Some of you were asking how to save a design with transparent background. So let's have a closer look on this. First, deactivate the background layer again as your exported file should have no background ;)
Then choose Export –> Export As...
When you click on Format you can see a big variety of file types. I choose PNG because this format allows me to save images without a background color. This is different from the common format JPG for example which automatically would add a white background to our image. When you click Export it shows you some options for resolution. Make sure to select 'Transparent' before you save it. Now we've created a transparent image with no background color.
You may have already seen the other two options 'Export for screens' and 'Export for Web'. 'Export for screens' is great if you want to export multiple artboards at once and it has some other helpful features.
'Export for Web' – as the name suggests – is used to save our design for web purposes. I use this export option a lot because it allows to resize the image and you can also choose between file types like JPG, PNG and GIF.
Thank you very much for following this tutorial and of course, if you have any questions or feedback, please comment below and I'm happy to help.
Check the other parts of this tutorial here:
PART 01 - ORNATE LOGO DESIGN, GETTING STARTED
PART 02 - ORNATE LOGO DESIGN, ADDING ORNAMENTS
PART 03 - ORNATE LOGO DESIGN, FINE TUNING

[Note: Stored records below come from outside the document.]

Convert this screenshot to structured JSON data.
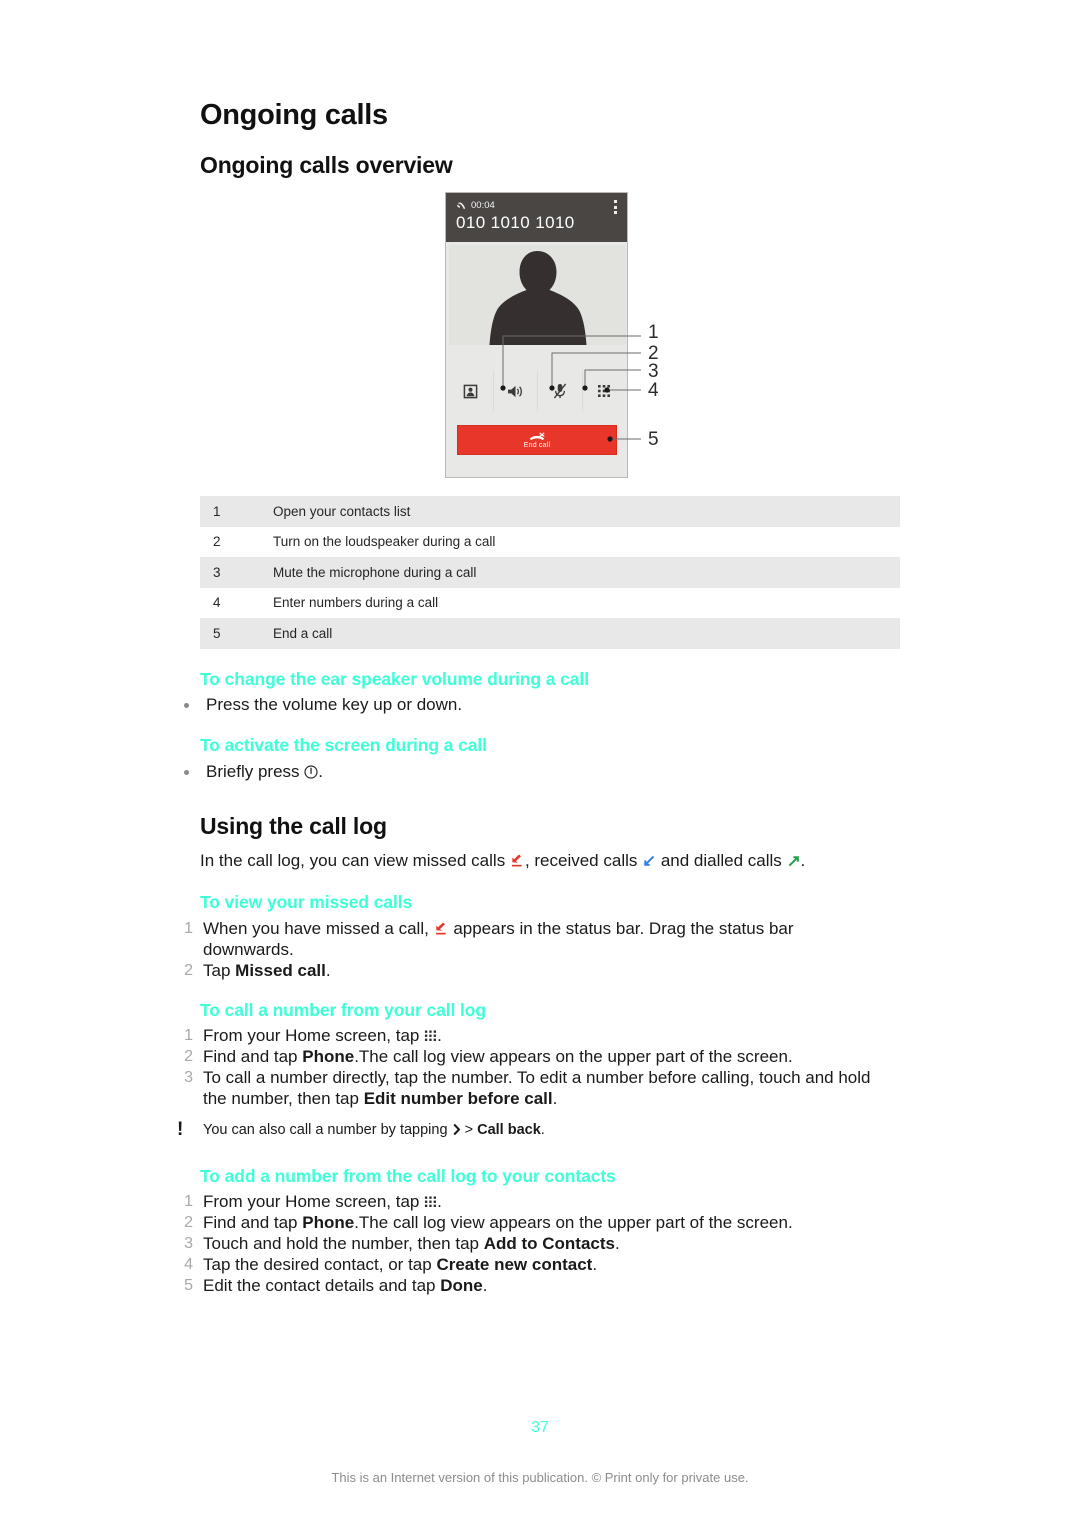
{
  "document": {
    "chapter_title": "Ongoing calls",
    "overview_heading": "Ongoing calls overview",
    "page_number": "37",
    "footer_note": "This is an Internet version of this publication. © Print only for private use."
  },
  "colors": {
    "heading_accent": "#3dffd8",
    "end_call_button": "#e8372a",
    "status_bar": "#4a4644",
    "missed_call_arrow": "#e8372a",
    "received_call_arrow": "#2f7fe8",
    "dialled_call_arrow": "#22a04a",
    "table_row_shade": "#e8e8e8"
  },
  "phone_figure": {
    "status_bar": {
      "call_icon": "phone-handset-icon",
      "timer": "00:04",
      "phone_number": "010 1010 1010",
      "overflow_icon": "more-vertical-icon"
    },
    "avatar": "contact-silhouette-icon",
    "actions": [
      {
        "icon": "contacts-icon",
        "callout": "1"
      },
      {
        "icon": "loudspeaker-icon",
        "callout": "2"
      },
      {
        "icon": "mute-microphone-icon",
        "callout": "3"
      },
      {
        "icon": "dialpad-icon",
        "callout": "4"
      }
    ],
    "end_call": {
      "icon": "end-call-icon",
      "label": "End call",
      "callout": "5"
    },
    "callout_numbers": [
      "1",
      "2",
      "3",
      "4",
      "5"
    ]
  },
  "reference_table": {
    "rows": [
      {
        "num": "1",
        "desc": "Open your contacts list"
      },
      {
        "num": "2",
        "desc": "Turn on the loudspeaker during a call"
      },
      {
        "num": "3",
        "desc": "Mute the microphone during a call"
      },
      {
        "num": "4",
        "desc": "Enter numbers during a call"
      },
      {
        "num": "5",
        "desc": "End a call"
      }
    ]
  },
  "procedures": {
    "ear_speaker_volume": {
      "heading": "To change the ear speaker volume during a call",
      "bullet": "Press the volume key up or down."
    },
    "activate_screen": {
      "heading": "To activate the screen during a call",
      "bullet_before": "Briefly press",
      "bullet_icon": "power-button-icon",
      "bullet_after": "."
    }
  },
  "call_log_section": {
    "heading": "Using the call log",
    "intro": {
      "part1": "In the call log, you can view missed calls",
      "part2": ", received calls",
      "part3": "and dialled calls",
      "part4": "."
    },
    "view_missed": {
      "heading": "To view your missed calls",
      "steps": [
        {
          "num": "1",
          "text_before": "When you have missed a call,",
          "icon": "missed-call-arrow-icon",
          "text_after": "appears in the status bar. Drag the status bar downwards."
        },
        {
          "num": "2",
          "text_before": "Tap",
          "bold": "Missed call",
          "text_after": "."
        }
      ]
    },
    "call_number": {
      "heading": "To call a number from your call log",
      "steps": [
        {
          "num": "1",
          "text_before": "From your Home screen, tap",
          "icon": "app-drawer-grid-icon",
          "text_after": "."
        },
        {
          "num": "2",
          "text_before": "Find and tap",
          "bold": "Phone",
          "text_after": ".The call log view appears on the upper part of the screen."
        },
        {
          "num": "3",
          "text_before": "To call a number directly, tap the number. To edit a number before calling, touch and hold the number, then tap",
          "bold": "Edit number before call",
          "text_after": "."
        }
      ],
      "tip": {
        "marker": "!",
        "text_before": "You can also call a number by tapping",
        "icon": "chevron-right-icon",
        "separator": ">",
        "bold": "Call back",
        "text_after": "."
      }
    },
    "add_number": {
      "heading": "To add a number from the call log to your contacts",
      "steps": [
        {
          "num": "1",
          "text_before": "From your Home screen, tap",
          "icon": "app-drawer-grid-icon",
          "text_after": "."
        },
        {
          "num": "2",
          "text_before": "Find and tap",
          "bold": "Phone",
          "text_after": ".The call log view appears on the upper part of the screen."
        },
        {
          "num": "3",
          "text_before": "Touch and hold the number, then tap",
          "bold": "Add to Contacts",
          "text_after": "."
        },
        {
          "num": "4",
          "text_before": "Tap the desired contact, or tap",
          "bold": "Create new contact",
          "text_after": "."
        },
        {
          "num": "5",
          "text_before": "Edit the contact details and tap",
          "bold": "Done",
          "text_after": "."
        }
      ]
    }
  }
}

PART 04 - ORNATE LOGO DESIGN, FINAL FILE PREPARATION
PART 05 - ORNATE LOGO DESIGN, COLORS AND EXPORTING FILES
This is so good, I like that you went the extra mile to show how to prepare for printing and export. I think the only hard part is having the talent to make a nice initial sketch. Even though it’s not fleshed out it’s a nice balanced design. You can already see the rest is going to turn out well from that starting point.
I was astounded when I cam across HTC’s ad of Facebook and knew I’d have to buy it in a heartbeat, which I did.
I was shocked by the amount and quality of the package I purchased. And to find your template files with non-outlined content inside made it extra worthy. And, to boot, full tutorials on the process of creating these wonderful designs.
I straight away headed to the comprehensive tutorial to see if I could somewhat recreate the Black Tiger logo in my company’s name. It was a cinch! and, more importantly, so much fun.
Thank you Tobias, you’re a trailblazer in the retention of bygone design. I’m in 100% for a revolution! Let’s bring it back.
Here’s my attempt: https://www.dropbox.com/s/4xn4ggahd2tn20g/GKSC.gif?dl=0
Thank you so much for this! A really helpful and in-depth tutorial, and of course your work is beautiful.
Thanks for a thorough and clear tutorial. Though I didn’t need to reference it (this time) props for cross-referencing to Adobe tutorials and other background info. Those that need the background can get it easily, yet it saves the main topic from clutter and detail overkill. Lovely products!